**WORKING DATA**:
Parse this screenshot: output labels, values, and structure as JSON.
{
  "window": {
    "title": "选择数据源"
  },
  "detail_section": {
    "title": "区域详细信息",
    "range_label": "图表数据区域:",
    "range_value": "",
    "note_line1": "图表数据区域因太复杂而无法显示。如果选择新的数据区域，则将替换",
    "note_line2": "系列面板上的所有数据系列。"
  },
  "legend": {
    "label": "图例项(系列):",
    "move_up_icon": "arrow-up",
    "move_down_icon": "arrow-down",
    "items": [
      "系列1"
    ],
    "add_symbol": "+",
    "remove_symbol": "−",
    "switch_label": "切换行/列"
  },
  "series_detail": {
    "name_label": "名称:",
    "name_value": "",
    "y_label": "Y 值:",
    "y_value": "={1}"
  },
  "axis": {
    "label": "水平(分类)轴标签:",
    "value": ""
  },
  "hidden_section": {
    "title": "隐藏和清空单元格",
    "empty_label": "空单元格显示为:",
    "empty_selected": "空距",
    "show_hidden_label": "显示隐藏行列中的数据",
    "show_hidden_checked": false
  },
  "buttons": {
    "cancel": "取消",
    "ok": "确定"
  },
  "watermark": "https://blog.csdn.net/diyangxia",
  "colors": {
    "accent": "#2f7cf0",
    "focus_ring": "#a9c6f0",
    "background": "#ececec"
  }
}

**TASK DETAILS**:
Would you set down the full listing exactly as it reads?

**RESPONSE**:
Parse this screenshot: output labels, values, and structure as JSON.
{
  "window": {
    "title": "选择数据源"
  },
  "detail_section": {
    "title": "区域详细信息",
    "range_label": "图表数据区域:",
    "range_value": "",
    "note_line1": "图表数据区域因太复杂而无法显示。如果选择新的数据区域，则将替换",
    "note_line2": "系列面板上的所有数据系列。"
  },
  "legend": {
    "label": "图例项(系列):",
    "move_up_icon": "arrow-up",
    "move_down_icon": "arrow-down",
    "items": [
      "系列1"
    ],
    "add_symbol": "+",
    "remove_symbol": "−",
    "switch_label": "切换行/列"
  },
  "series_detail": {
    "name_label": "名称:",
    "name_value": "",
    "y_label": "Y 值:",
    "y_value": "={1}"
  },
  "axis": {
    "label": "水平(分类)轴标签:",
    "value": ""
  },
  "hidden_section": {
    "title": "隐藏和清空单元格",
    "empty_label": "空单元格显示为:",
    "empty_selected": "空距",
    "show_hidden_label": "显示隐藏行列中的数据",
    "show_hidden_checked": false
  },
  "buttons": {
    "cancel": "取消",
    "ok": "确定"
  },
  "watermark": "https://blog.csdn.net/diyangxia",
  "colors": {
    "accent": "#2f7cf0",
    "focus_ring": "#a9c6f0",
    "background": "#ececec"
  }
}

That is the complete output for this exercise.